▶ _Exercise objective_:
Say how many lines in the entries hold the word "подтверждения", and reply with that number only.

▶ _Task inputs_:
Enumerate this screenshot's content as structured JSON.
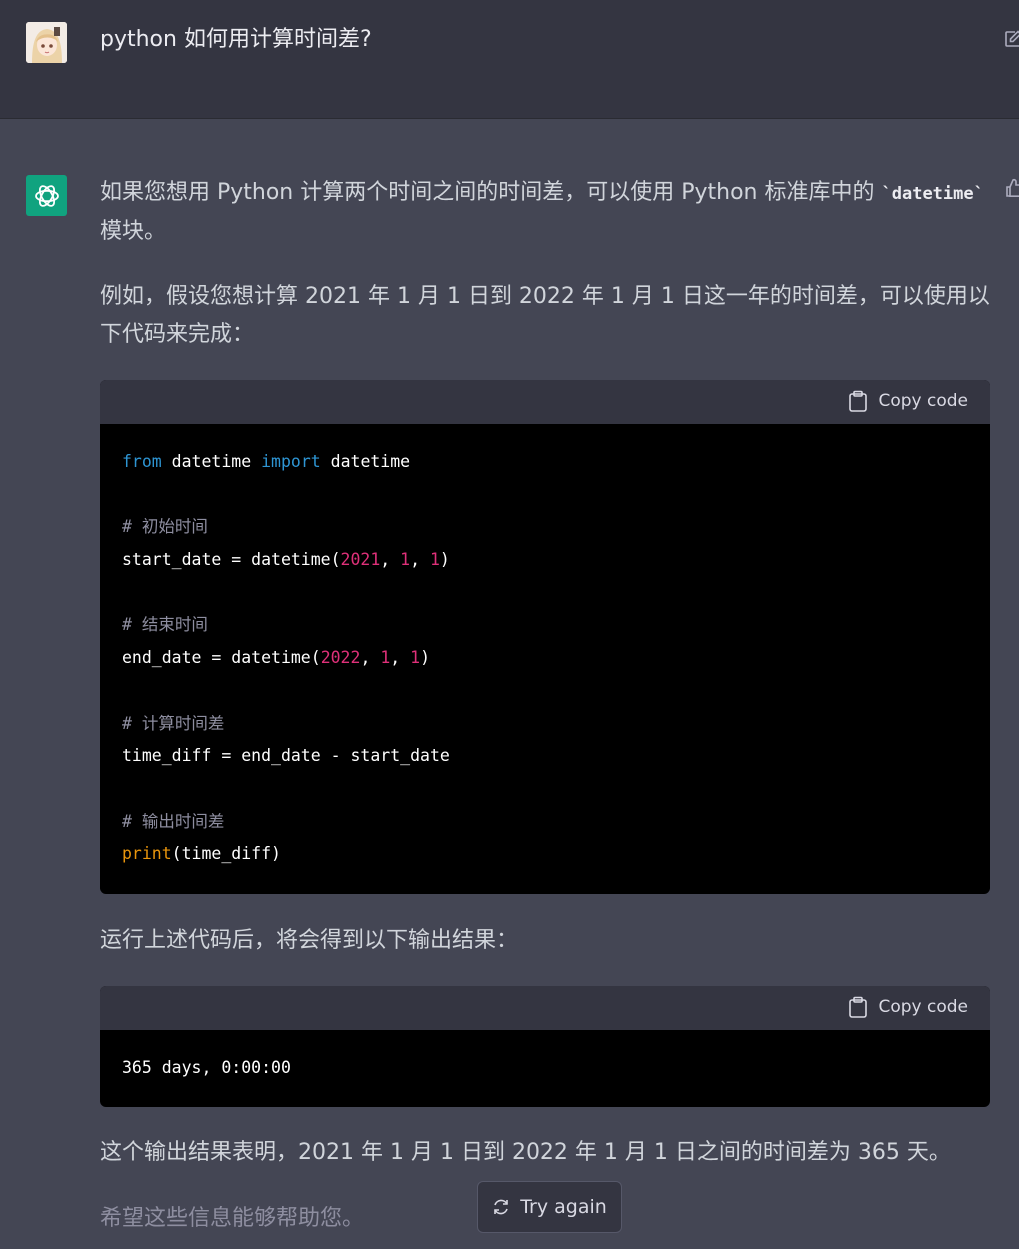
{
  "user": {
    "question": "python 如何用计算时间差?"
  },
  "assistant": {
    "p1_a": "如果您想用 Python 计算两个时间之间的时间差，可以使用 Python 标准库中的 ",
    "p1_code": "`datetime`",
    "p1_b": "模块。",
    "p2": "例如，假设您想计算 2021 年 1 月 1 日到 2022 年 1 月 1 日这一年的时间差，可以使用以下代码来完成：",
    "copy_label": "Copy code",
    "code1": {
      "l1_kw1": "from",
      "l1_t1": " datetime ",
      "l1_kw2": "import",
      "l1_t2": " datetime",
      "l3": "# 初始时间",
      "l4_a": "start_date = datetime(",
      "l4_n1": "2021",
      "l4_s1": ", ",
      "l4_n2": "1",
      "l4_s2": ", ",
      "l4_n3": "1",
      "l4_e": ")",
      "l6": "# 结束时间",
      "l7_a": "end_date = datetime(",
      "l7_n1": "2022",
      "l7_s1": ", ",
      "l7_n2": "1",
      "l7_s2": ", ",
      "l7_n3": "1",
      "l7_e": ")",
      "l9": "# 计算时间差",
      "l10": "time_diff = end_date - start_date",
      "l12": "# 输出时间差",
      "l13_fn": "print",
      "l13_rest": "(time_diff)"
    },
    "p3": "运行上述代码后，将会得到以下输出结果：",
    "code2": "365 days, 0:00:00",
    "p4": "这个输出结果表明，2021 年 1 月 1 日到 2022 年 1 月 1 日之间的时间差为 365 天。",
    "p5": "希望这些信息能够帮助您。"
  },
  "try_again_label": "Try again",
  "colors": {
    "user_bg": "#343541",
    "assistant_bg": "#444654",
    "gpt_green": "#10a37f",
    "keyword": "#2e95d3",
    "number": "#df3079",
    "builtin": "#e9950c",
    "comment": "#8e8ea0"
  }
}
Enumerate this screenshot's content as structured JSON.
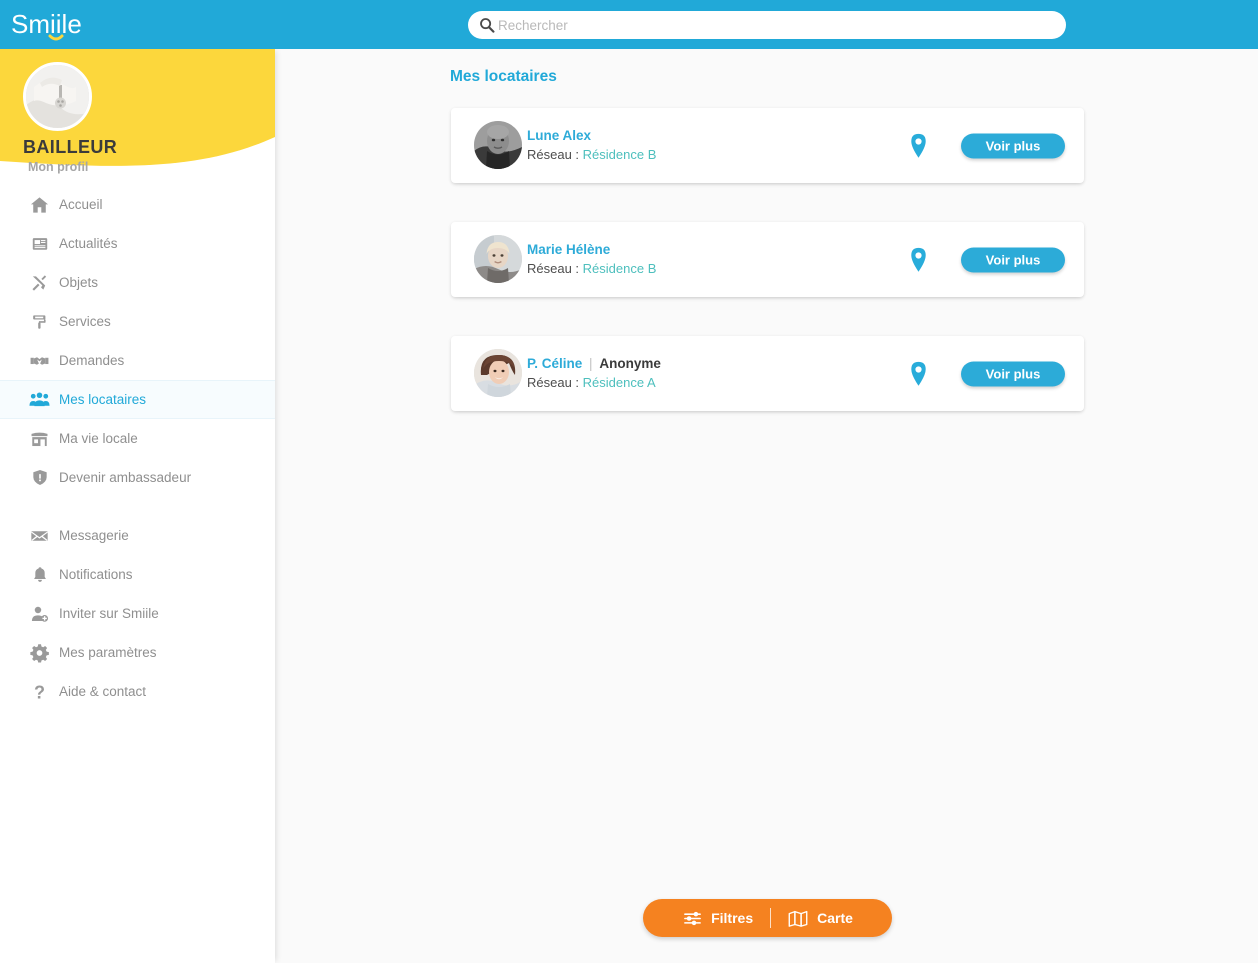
{
  "header": {
    "logo_text": "Smiile",
    "logo_icon": "smiile-logo",
    "search": {
      "placeholder": "Rechercher",
      "value": "",
      "icon": "search-icon"
    },
    "bg_color": "#21a9d8"
  },
  "sidebar": {
    "profile": {
      "name": "BAILLEUR",
      "subtitle": "Mon profil",
      "avatar_icon": "avatar-hand-holding-keys",
      "banner_color": "#fcd73c"
    },
    "groups": [
      {
        "items": [
          {
            "label": "Accueil",
            "icon": "home-icon",
            "active": false
          },
          {
            "label": "Actualités",
            "icon": "newspaper-icon",
            "active": false
          },
          {
            "label": "Objets",
            "icon": "tools-icon",
            "active": false
          },
          {
            "label": "Services",
            "icon": "paint-roller-icon",
            "active": false
          },
          {
            "label": "Demandes",
            "icon": "handshake-icon",
            "active": false
          },
          {
            "label": "Mes locataires",
            "icon": "users-icon",
            "active": true
          },
          {
            "label": "Ma vie locale",
            "icon": "storefront-icon",
            "active": false
          },
          {
            "label": "Devenir ambassadeur",
            "icon": "shield-icon",
            "active": false
          }
        ]
      },
      {
        "items": [
          {
            "label": "Messagerie",
            "icon": "envelope-icon",
            "active": false
          },
          {
            "label": "Notifications",
            "icon": "bell-icon",
            "active": false
          },
          {
            "label": "Inviter sur Smiile",
            "icon": "user-plus-icon",
            "active": false
          },
          {
            "label": "Mes paramètres",
            "icon": "gear-icon",
            "active": false
          },
          {
            "label": "Aide & contact",
            "icon": "question-mark-icon",
            "active": false
          }
        ]
      }
    ],
    "active_color": "#21a9d8",
    "inactive_color": "#8f8f8f"
  },
  "main": {
    "page_title": "Mes locataires",
    "network_label": "Réseau :",
    "pin_icon": "map-pin-icon",
    "more_label": "Voir plus",
    "tenants": [
      {
        "name": "Lune Alex",
        "anonymous_label": "",
        "separator": "",
        "network": "Résidence B",
        "avatar_icon": "avatar-man-photo"
      },
      {
        "name": "Marie Hélène",
        "anonymous_label": "",
        "separator": "",
        "network": "Résidence B",
        "avatar_icon": "avatar-woman-blonde-photo"
      },
      {
        "name": "P. Céline",
        "anonymous_label": "Anonyme",
        "separator": "|",
        "network": "Résidence A",
        "avatar_icon": "avatar-woman-brunette-photo"
      }
    ]
  },
  "bottom_bar": {
    "filters_label": "Filtres",
    "filters_icon": "sliders-icon",
    "map_label": "Carte",
    "map_icon": "map-icon",
    "bg_color": "#f58220"
  }
}
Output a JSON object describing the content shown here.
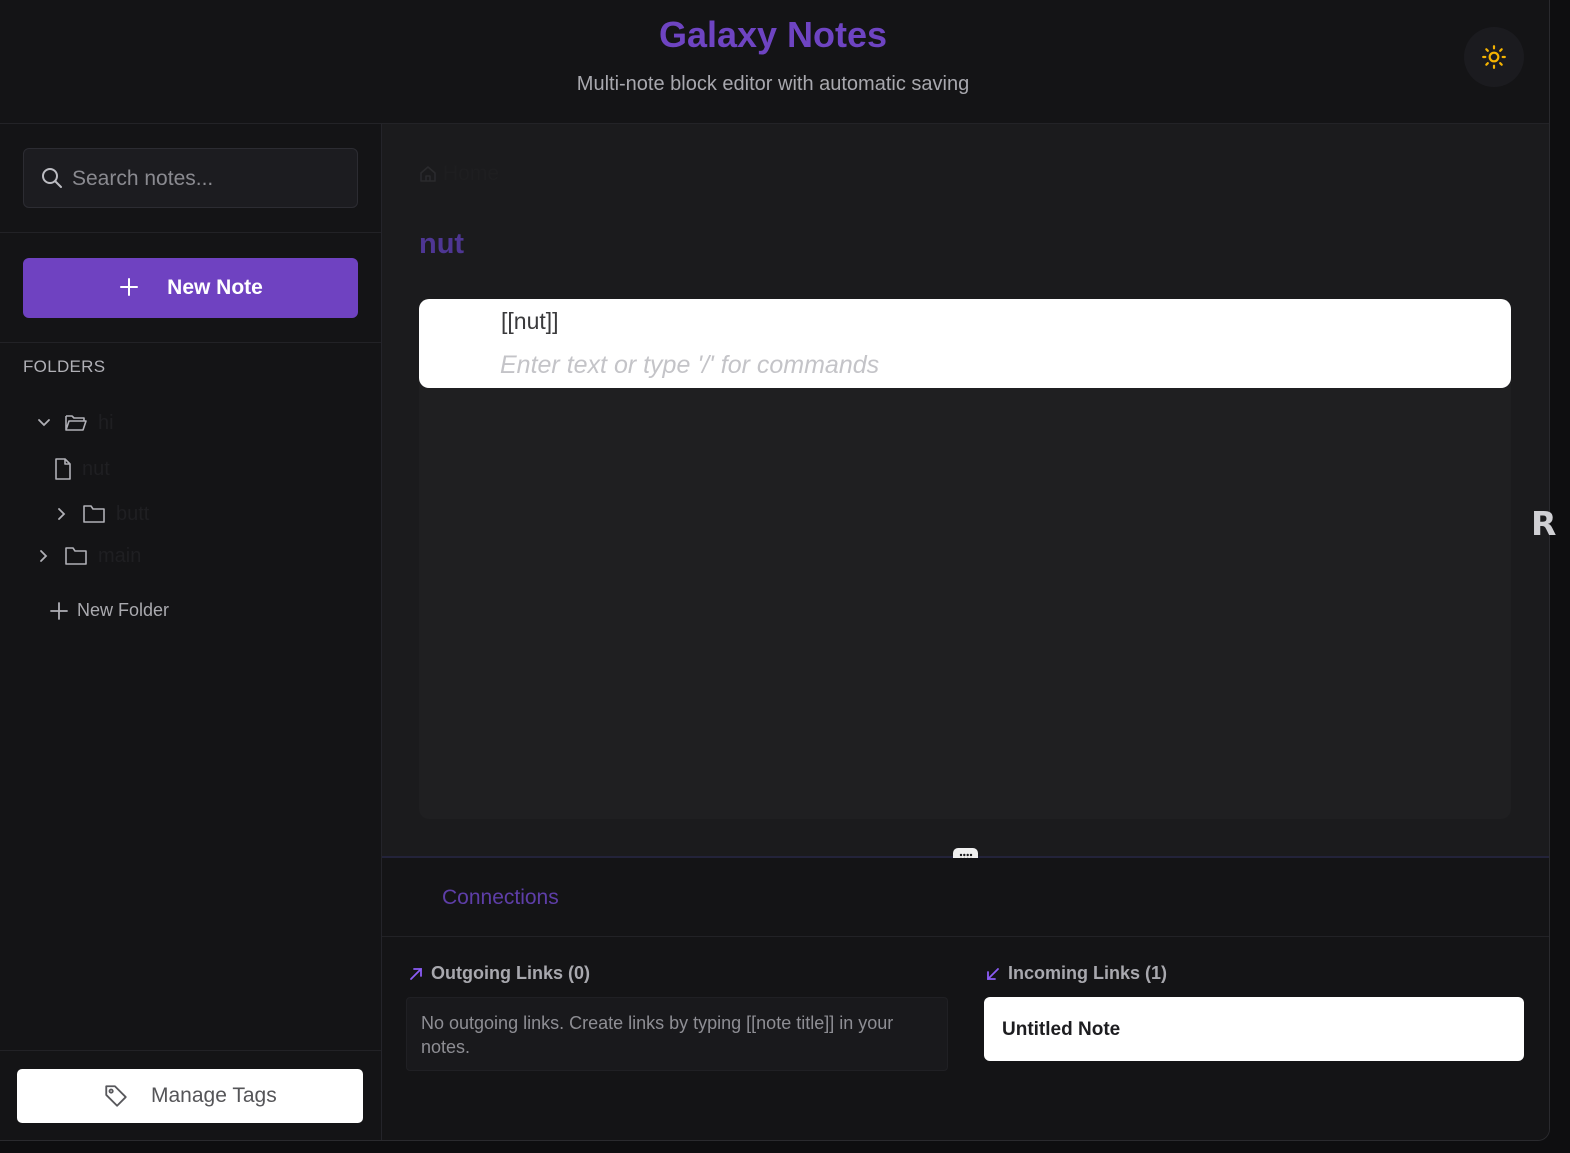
{
  "header": {
    "title": "Galaxy Notes",
    "subtitle": "Multi-note block editor with automatic saving",
    "theme_toggle_icon": "sun-icon"
  },
  "sidebar": {
    "search": {
      "placeholder": "Search notes...",
      "value": ""
    },
    "new_note_label": "New Note",
    "folders_heading": "FOLDERS",
    "tree": [
      {
        "type": "folder",
        "name": "hi",
        "expanded": true,
        "icon": "folder-open-icon"
      },
      {
        "type": "note",
        "name": "nut",
        "icon": "file-icon"
      },
      {
        "type": "folder",
        "name": "butt",
        "expanded": false,
        "icon": "folder-icon"
      },
      {
        "type": "folder",
        "name": "main",
        "expanded": false,
        "icon": "folder-icon"
      }
    ],
    "new_folder_label": "New Folder",
    "manage_tags_label": "Manage Tags"
  },
  "main": {
    "breadcrumb": {
      "home_label": "Home"
    },
    "note_title": "nut",
    "editor": {
      "blocks": [
        {
          "content": "[[nut]]"
        }
      ],
      "placeholder": "Enter text or type '/' for commands"
    }
  },
  "connections": {
    "tab_label": "Connections",
    "outgoing": {
      "heading": "Outgoing Links (0)",
      "empty_text": "No outgoing links. Create links by typing [[note title]] in your notes."
    },
    "incoming": {
      "heading": "Incoming Links (1)",
      "items": [
        {
          "title": "Untitled Note"
        }
      ]
    }
  },
  "overlay": {
    "side_letter": "R"
  },
  "colors": {
    "accent": "#6f42c1",
    "title": "#6e44c2",
    "background": "#141416",
    "sun": "#f5b301"
  }
}
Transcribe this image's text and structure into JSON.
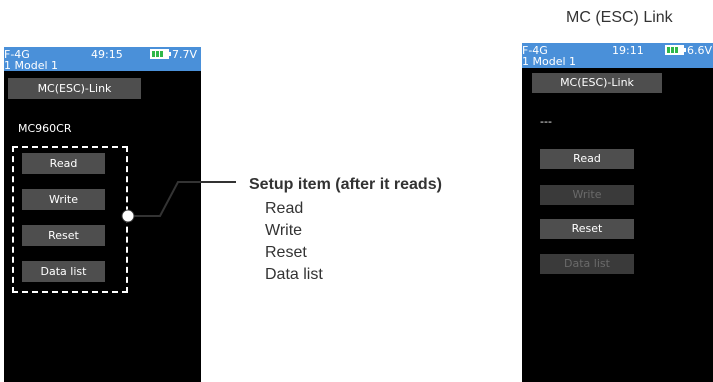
{
  "left_screen": {
    "header": {
      "line1": "F-4G",
      "line2": "1  Model 1",
      "time": "49:15",
      "voltage": "7.7V"
    },
    "title": "MC(ESC)-Link",
    "status": "MC960CR",
    "buttons": [
      {
        "label": "Read",
        "enabled": true
      },
      {
        "label": "Write",
        "enabled": true
      },
      {
        "label": "Reset",
        "enabled": true
      },
      {
        "label": "Data list",
        "enabled": true
      }
    ]
  },
  "callout": {
    "heading": "Setup item (after it reads)",
    "items": [
      "Read",
      "Write",
      "Reset",
      "Data list"
    ]
  },
  "right_panel_title": "MC (ESC) Link",
  "right_screen": {
    "header": {
      "line1": "F-4G",
      "line2": "1  Model 1",
      "time": "19:11",
      "voltage": "6.6V"
    },
    "title": "MC(ESC)-Link",
    "status": "---",
    "buttons": [
      {
        "label": "Read",
        "enabled": true
      },
      {
        "label": "Write",
        "enabled": false
      },
      {
        "label": "Reset",
        "enabled": true
      },
      {
        "label": "Data list",
        "enabled": false
      }
    ]
  },
  "colors": {
    "header_blue": "#4a90d9",
    "button_gray": "#4e4e4e",
    "battery_green": "#2fb84a"
  }
}
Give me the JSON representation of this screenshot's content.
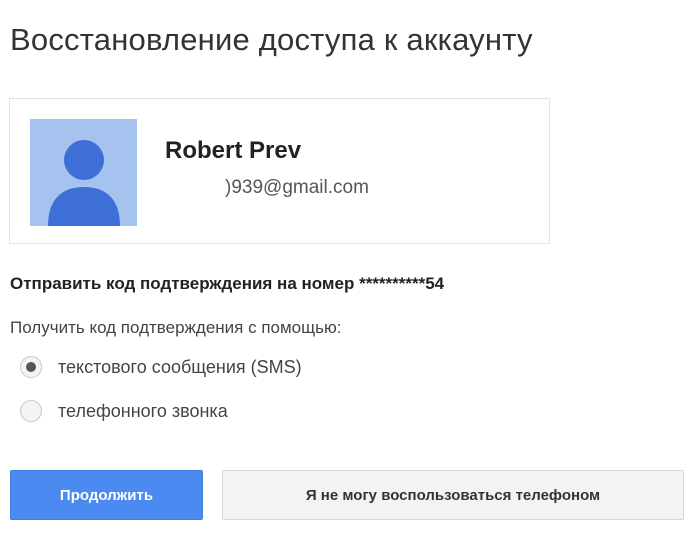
{
  "page": {
    "title": "Восстановление доступа к аккаунту"
  },
  "account": {
    "name": "Robert Prev",
    "email": ")939@gmail.com",
    "avatar_icon": "user-silhouette-icon",
    "avatar_bg_color": "#a6c3ef",
    "avatar_fg_color": "#3d6fd6"
  },
  "verification": {
    "send_code_text": "Отправить код подтверждения на номер **********54",
    "receive_label": "Получить код подтверждения с помощью:",
    "options": [
      {
        "label": "текстового сообщения (SMS)",
        "selected": true
      },
      {
        "label": "телефонного звонка",
        "selected": false
      }
    ]
  },
  "actions": {
    "continue_label": "Продолжить",
    "no_phone_label": "Я не могу воспользоваться телефоном",
    "primary_color": "#4a8af1"
  }
}
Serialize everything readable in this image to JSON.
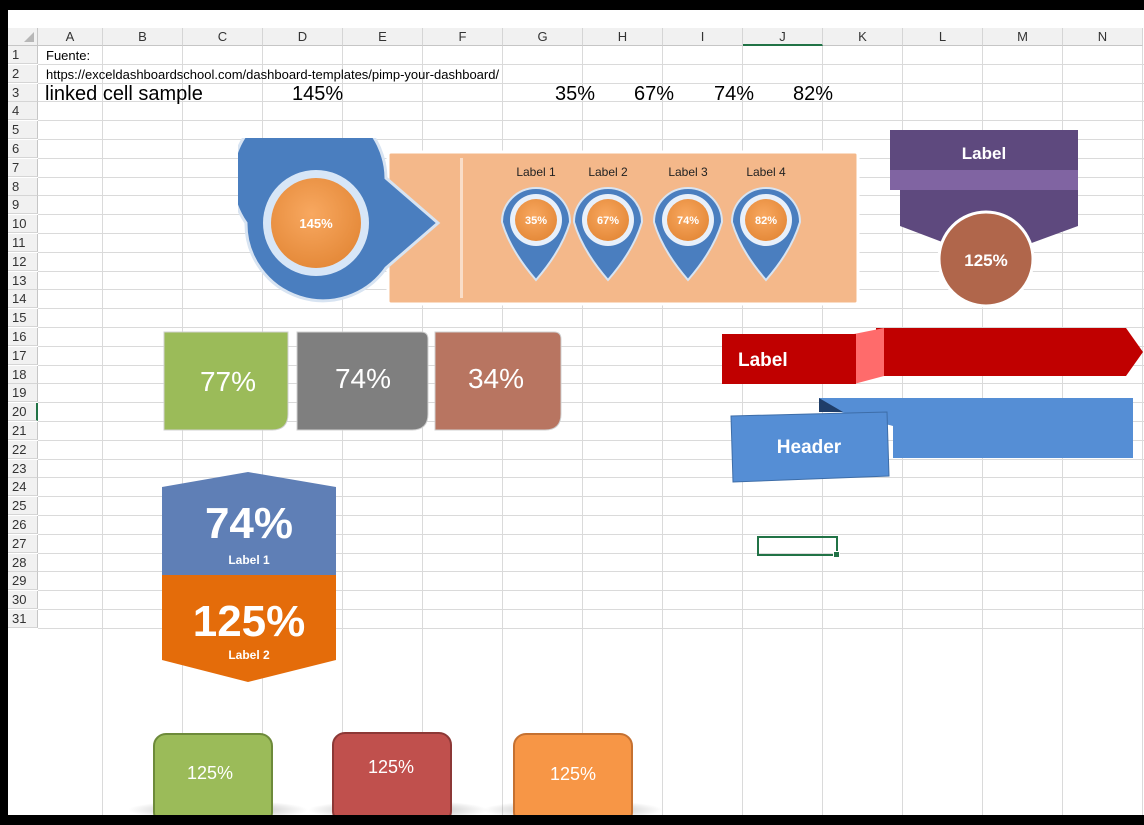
{
  "sheet": {
    "columns": [
      "A",
      "B",
      "C",
      "D",
      "E",
      "F",
      "G",
      "H",
      "I",
      "J",
      "K",
      "L",
      "M",
      "N"
    ],
    "rows": [
      "1",
      "2",
      "3",
      "4",
      "5",
      "6",
      "7",
      "8",
      "9",
      "10",
      "11",
      "12",
      "13",
      "14",
      "15",
      "16",
      "17",
      "18",
      "19",
      "20",
      "21",
      "22",
      "23",
      "24",
      "25",
      "26",
      "27",
      "28",
      "29",
      "30",
      "31"
    ],
    "selected_cell": "J20"
  },
  "cells": {
    "a1": "Fuente:",
    "a2": "https://exceldashboardschool.com/dashboard-templates/pimp-your-dashboard/",
    "a3": "linked cell sample",
    "d3": "145%",
    "g3": "35%",
    "h3": "67%",
    "i3": "74%",
    "j3": "82%"
  },
  "pin_panel": {
    "main_value": "145%",
    "pins": [
      {
        "label": "Label 1",
        "value": "35%"
      },
      {
        "label": "Label 2",
        "value": "67%"
      },
      {
        "label": "Label 3",
        "value": "74%"
      },
      {
        "label": "Label 4",
        "value": "82%"
      }
    ]
  },
  "purple_badge": {
    "label": "Label",
    "value": "125%"
  },
  "tiles": [
    {
      "value": "77%",
      "color": "#9bbb59"
    },
    {
      "value": "74%",
      "color": "#7f7f7f"
    },
    {
      "value": "34%",
      "color": "#b87561"
    }
  ],
  "red_ribbon": {
    "label": "Label",
    "color": "#c00000"
  },
  "blue_ribbon": {
    "label": "Header",
    "color": "#558ed5"
  },
  "hexagon": {
    "top_value": "74%",
    "top_label": "Label 1",
    "top_color": "#5f7fb6",
    "bottom_value": "125%",
    "bottom_label": "Label 2",
    "bottom_color": "#e46c0a"
  },
  "buttons": [
    {
      "value": "125%",
      "color": "#9bbb59"
    },
    {
      "value": "125%",
      "color": "#c0504d"
    },
    {
      "value": "125%",
      "color": "#f79646"
    }
  ]
}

▶ _Finished exercise_:
2